*YOUR TASK*. Line by line, output the entries below exactly as they appear.

--- EXERCISE DATA Enclosed Below ---

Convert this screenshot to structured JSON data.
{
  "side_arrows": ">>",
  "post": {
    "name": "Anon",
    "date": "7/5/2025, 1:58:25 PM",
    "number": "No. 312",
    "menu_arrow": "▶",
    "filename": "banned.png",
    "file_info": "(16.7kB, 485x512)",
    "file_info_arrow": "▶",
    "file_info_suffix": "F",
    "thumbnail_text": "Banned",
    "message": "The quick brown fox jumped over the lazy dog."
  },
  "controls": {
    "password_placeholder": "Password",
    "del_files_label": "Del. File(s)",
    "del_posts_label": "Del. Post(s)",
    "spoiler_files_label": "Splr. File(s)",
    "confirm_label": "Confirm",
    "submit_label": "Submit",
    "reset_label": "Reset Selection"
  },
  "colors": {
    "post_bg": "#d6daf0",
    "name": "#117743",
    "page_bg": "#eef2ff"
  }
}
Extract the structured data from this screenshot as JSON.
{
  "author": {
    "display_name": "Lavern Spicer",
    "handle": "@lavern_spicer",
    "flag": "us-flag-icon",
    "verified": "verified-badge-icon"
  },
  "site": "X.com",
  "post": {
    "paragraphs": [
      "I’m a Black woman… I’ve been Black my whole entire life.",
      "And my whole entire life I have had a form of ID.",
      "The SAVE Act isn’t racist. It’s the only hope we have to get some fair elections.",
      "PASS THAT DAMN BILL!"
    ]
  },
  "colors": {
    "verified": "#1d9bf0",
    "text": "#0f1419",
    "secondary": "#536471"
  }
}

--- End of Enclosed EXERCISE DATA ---

*SOLUTION FOR THIS EXERCISE*.
Convert this screenshot to structured JSON data.
{
  "side_arrows": ">>",
  "post": {
    "name": "Anon",
    "date": "7/5/2025, 1:58:25 PM",
    "number": "No. 312",
    "menu_arrow": "▶",
    "filename": "banned.png",
    "file_info": "(16.7kB, 485x512)",
    "file_info_arrow": "▶",
    "file_info_suffix": "F",
    "thumbnail_text": "Banned",
    "message": "The quick brown fox jumped over the lazy dog."
  },
  "controls": {
    "password_placeholder": "Password",
    "del_files_label": "Del. File(s)",
    "del_posts_label": "Del. Post(s)",
    "spoiler_files_label": "Splr. File(s)",
    "confirm_label": "Confirm",
    "submit_label": "Submit",
    "reset_label": "Reset Selection"
  },
  "colors": {
    "post_bg": "#d6daf0",
    "name": "#117743",
    "page_bg": "#eef2ff"
  }
}
Extract the structured data from this screenshot as JSON.
{
  "author": {
    "display_name": "Lavern Spicer",
    "handle": "@lavern_spicer",
    "flag": "us-flag-icon",
    "verified": "verified-badge-icon"
  },
  "site": "X.com",
  "post": {
    "paragraphs": [
      "I’m a Black woman… I’ve been Black my whole entire life.",
      "And my whole entire life I have had a form of ID.",
      "The SAVE Act isn’t racist. It’s the only hope we have to get some fair elections.",
      "PASS THAT DAMN BILL!"
    ]
  },
  "colors": {
    "verified": "#1d9bf0",
    "text": "#0f1419",
    "secondary": "#536471"
  }
}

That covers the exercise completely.